Common types of lights for hydroponic growing
There are more options when it comes to light sources for indoor hydroponics. We have common lights that can be used in your office and specialized lightning solutions for plant growing.
Let’s start by saying that Sun is the best light there is for plants. Therefore, the best indoor hydroponic light is the light that replicates the Sun: bright, correct spectrum and free. We can’t have all of these indoors, so let’s see what is the best indoor light for your plants.
T5 fluorescent or led for hydroponic system
T5 fluorescent or led are the most common lights that you can also find in your office. These are usually the preferred light solution for the beginner hydroponic grower because they can be easily sourced for cheap and if it turns out that hydroponics is not for you, you can easily re-use them for anything else in your house or garage.
If you go the T5 route, here are the most important things to look for:
- surface – if you think about the Sun, you can’t probably have a too bright indoor light, so you should make sure your T5 light is big enough to get plenty of light to your plants
- wattage – as for the surface, the bigger the better, but on the long run, the electricity costs add up, therefore Led is far better than fluorescent as they draw half of the wattage
- light spectrum – T5 comes with some generic spectrum names: warm (also marked as 3000K), neutral and cold (also called 6500K). Here is the thing you should know: the lower color temperature (2700-3000K) is better for flowering. The 5000K and 6500K white light is great for growing green leafy plants. The beauty of the T5 is that you can mix cold and warm led and have a balanced light for your plants.
CFL lights for hydroponics
CFL bulbs are quite common in our houses, but in the last years they were replaced by led. CFL Grow Light are soft white and daylight, similar to T5. They are best when you need to have light concentrated in a limited area, but you have a larger hydroponic system you need several bulbs spread to the entire surface of the growing area. Even more, CFL lights, same as the T5 fluorescent tend to have a limited lifetime, and usually go less efficient after a year and need replacement.
High Intensity Discharge Lights Metal Halide (MH) and High Pressure Sodium
From the light spectrum point of view these seem to be the best choice – the high intensity of light produced by these lights makes them the closest artificial light to natural sunlight.
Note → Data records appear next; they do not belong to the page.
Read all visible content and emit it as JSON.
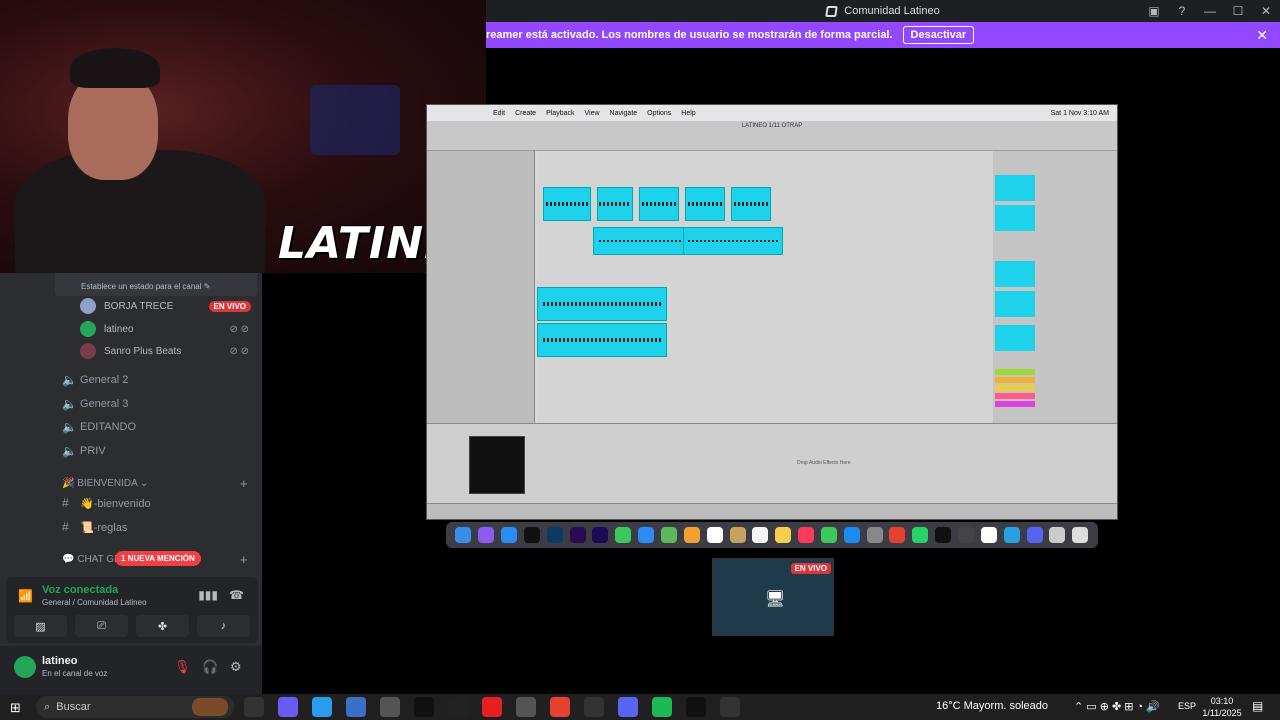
{
  "window": {
    "title": "Comunidad Latineo"
  },
  "banner": {
    "text": "reamer está activado. Los nombres de usuario se mostrarán de forma parcial.",
    "button": "Desactivar"
  },
  "webcam": {
    "logo": "LATINEO"
  },
  "voice_channel": {
    "status_hint": "Establece un estado para el canal",
    "users": [
      {
        "name": "BORJA TRECE",
        "badge": "EN VIVO"
      },
      {
        "name": "latineo"
      },
      {
        "name": "Sanro Plus Beats"
      }
    ]
  },
  "channels": {
    "voice": [
      "General 2",
      "General 3",
      "EDITANDO",
      "PRIV"
    ],
    "category_bienvenida": "BIENVENIDA",
    "text": [
      "👋-bienvenido",
      "📜-reglas"
    ],
    "category_chat": "CHAT GE",
    "mention_badge": "1 NUEVA MENCIÓN"
  },
  "voice_panel": {
    "title": "Voz conectada",
    "subtitle": "General / Comunidad Latineo"
  },
  "user_panel": {
    "name": "latineo",
    "status": "En el canal de voz"
  },
  "stream": {
    "mac_menu": [
      "Edit",
      "Create",
      "Playback",
      "View",
      "Navigate",
      "Options",
      "Help"
    ],
    "mac_clock": "Sat 1 Nov  3:10 AM",
    "project_title": "LATINEO 1/11 OTRAP",
    "drop_hint": "Drop Audio Effects Here"
  },
  "preview": {
    "badge": "EN VIVO"
  },
  "taskbar": {
    "search_placeholder": "Buscar",
    "weather": "16°C  Mayorm. soleado",
    "lang": "ESP",
    "time": "03:10",
    "date": "1/11/2025"
  },
  "colors": {
    "banner": "#9347ff",
    "discord_bg": "#2b2d31",
    "voice_green": "#23a55a",
    "live_red": "#da373c",
    "clip_cyan": "#1ed2ec"
  }
}
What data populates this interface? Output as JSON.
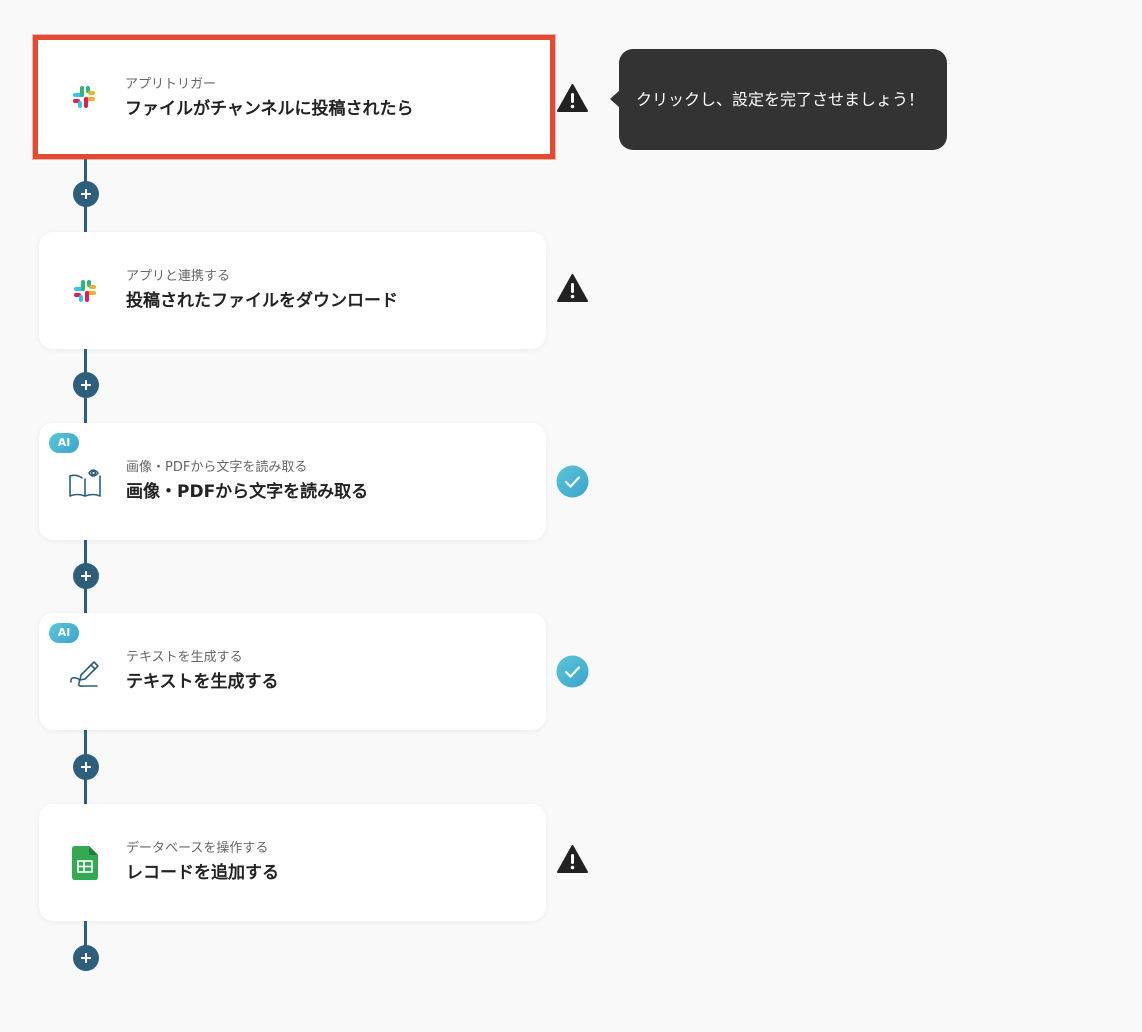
{
  "steps": [
    {
      "category": "アプリトリガー",
      "title": "ファイルがチャンネルに投稿されたら",
      "icon": "slack-icon",
      "status": "warning",
      "ai": false
    },
    {
      "category": "アプリと連携する",
      "title": "投稿されたファイルをダウンロード",
      "icon": "slack-icon",
      "status": "warning",
      "ai": false
    },
    {
      "category": "画像・PDFから文字を読み取る",
      "title": "画像・PDFから文字を読み取る",
      "icon": "book-eye-icon",
      "status": "done",
      "ai": true
    },
    {
      "category": "テキストを生成する",
      "title": "テキストを生成する",
      "icon": "pen-icon",
      "status": "done",
      "ai": true
    },
    {
      "category": "データベースを操作する",
      "title": "レコードを追加する",
      "icon": "google-sheets-icon",
      "status": "warning",
      "ai": false
    }
  ],
  "ai_badge": "AI",
  "tooltip": "クリックし、設定を完了させましょう！",
  "colors": {
    "flow_line": "#2d5f7c",
    "selected_border": "#e24a32",
    "warning": "#222222",
    "done_gradient_start": "#5cc6d6",
    "done_gradient_end": "#3ba3cf",
    "tooltip_bg": "#333333",
    "sheets_green": "#34a853"
  }
}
Metal halide bulbs emit light in the blue range of the light spectrum, which is critical for stem and leaf growth. High-pressure sodium bulbs emit more light at the red end of the spectrum, which is vital for the flowering.
However, they are more complicated to use as they need a “ballast”, they emit a large amount of heat and therefore need cooling, and usually need to be replaced each year.
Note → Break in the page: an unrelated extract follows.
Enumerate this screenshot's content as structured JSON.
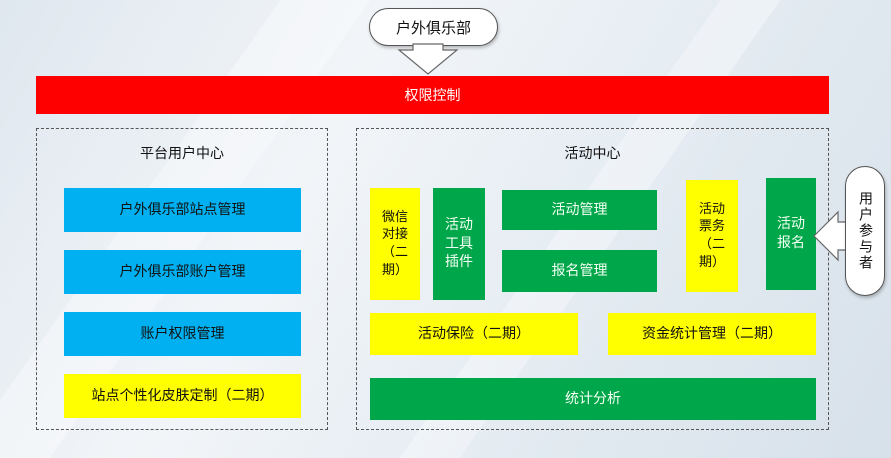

Special grow light led
If you are convinced led are the way to go for your indoor plants, but want something better than the T5 led, there are plenty of led solutions for the advanced growers. AlboPepper – Drought Proof Urban Gardening has a complete review Budget/Premium LED Grow Light: Atreum, ViparSpectra, Maxsisun, SpiderFarmer, MarsHydro
If you go for led lights, you should watch for dangers when Buying From Amazon.com. Techplant has a nice list of things to watch for.
More info on choosing the best hydroponic light
AlboPepper – Drought Proof Urban Gardening has a very nice review of T5 Fluorescent vs LED Replacement Bulb Grow Lights and tests the results growing lettuce:
Growing Answers compares White LED vs Red Blue White LED because a couple of years ago we were told that red and blue led where the most efficient led grow lights (and it might not be true):
Migro has a nice video on light comparison CFL vs HPS vs LED. They compare the average PAR ( photosynthetically active radiation – the range of the light the plants use), the PAR map – how much PAR the plant canopy will receive when the top of the plant canopy is positioned at the same height as the simulated canopy, light spectrum, power consumption, temperature, and long term costs.
Monster Gardens has a very detailed video on the light options